What you are asked to do:
Every single entry must be restated word for word.

Page and application data records:
######
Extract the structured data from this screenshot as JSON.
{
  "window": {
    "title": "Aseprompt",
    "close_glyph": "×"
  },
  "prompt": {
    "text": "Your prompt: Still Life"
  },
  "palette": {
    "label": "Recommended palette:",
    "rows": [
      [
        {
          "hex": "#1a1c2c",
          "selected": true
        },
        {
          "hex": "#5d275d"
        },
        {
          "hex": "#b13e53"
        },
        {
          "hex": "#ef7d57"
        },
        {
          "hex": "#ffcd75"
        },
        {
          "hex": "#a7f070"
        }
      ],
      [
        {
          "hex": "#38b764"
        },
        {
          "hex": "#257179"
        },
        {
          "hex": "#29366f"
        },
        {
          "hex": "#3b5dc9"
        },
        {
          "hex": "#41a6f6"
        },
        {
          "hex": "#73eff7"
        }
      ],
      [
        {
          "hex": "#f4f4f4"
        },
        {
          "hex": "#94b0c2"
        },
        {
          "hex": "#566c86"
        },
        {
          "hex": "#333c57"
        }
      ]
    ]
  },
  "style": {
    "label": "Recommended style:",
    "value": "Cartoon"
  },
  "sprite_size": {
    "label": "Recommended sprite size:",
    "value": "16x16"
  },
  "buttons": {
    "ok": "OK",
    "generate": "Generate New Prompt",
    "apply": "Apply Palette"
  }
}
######
The answer:
Extract the structured data from this screenshot as JSON.
{
  "window": {
    "title": "Aseprompt",
    "close_glyph": "×"
  },
  "prompt": {
    "text": "Your prompt: Still Life"
  },
  "palette": {
    "label": "Recommended palette:",
    "rows": [
      [
        {
          "hex": "#1a1c2c",
          "selected": true
        },
        {
          "hex": "#5d275d"
        },
        {
          "hex": "#b13e53"
        },
        {
          "hex": "#ef7d57"
        },
        {
          "hex": "#ffcd75"
        },
        {
          "hex": "#a7f070"
        }
      ],
      [
        {
          "hex": "#38b764"
        },
        {
          "hex": "#257179"
        },
        {
          "hex": "#29366f"
        },
        {
          "hex": "#3b5dc9"
        },
        {
          "hex": "#41a6f6"
        },
        {
          "hex": "#73eff7"
        }
      ],
      [
        {
          "hex": "#f4f4f4"
        },
        {
          "hex": "#94b0c2"
        },
        {
          "hex": "#566c86"
        },
        {
          "hex": "#333c57"
        }
      ]
    ]
  },
  "style": {
    "label": "Recommended style:",
    "value": "Cartoon"
  },
  "sprite_size": {
    "label": "Recommended sprite size:",
    "value": "16x16"
  },
  "buttons": {
    "ok": "OK",
    "generate": "Generate New Prompt",
    "apply": "Apply Palette"
  }
}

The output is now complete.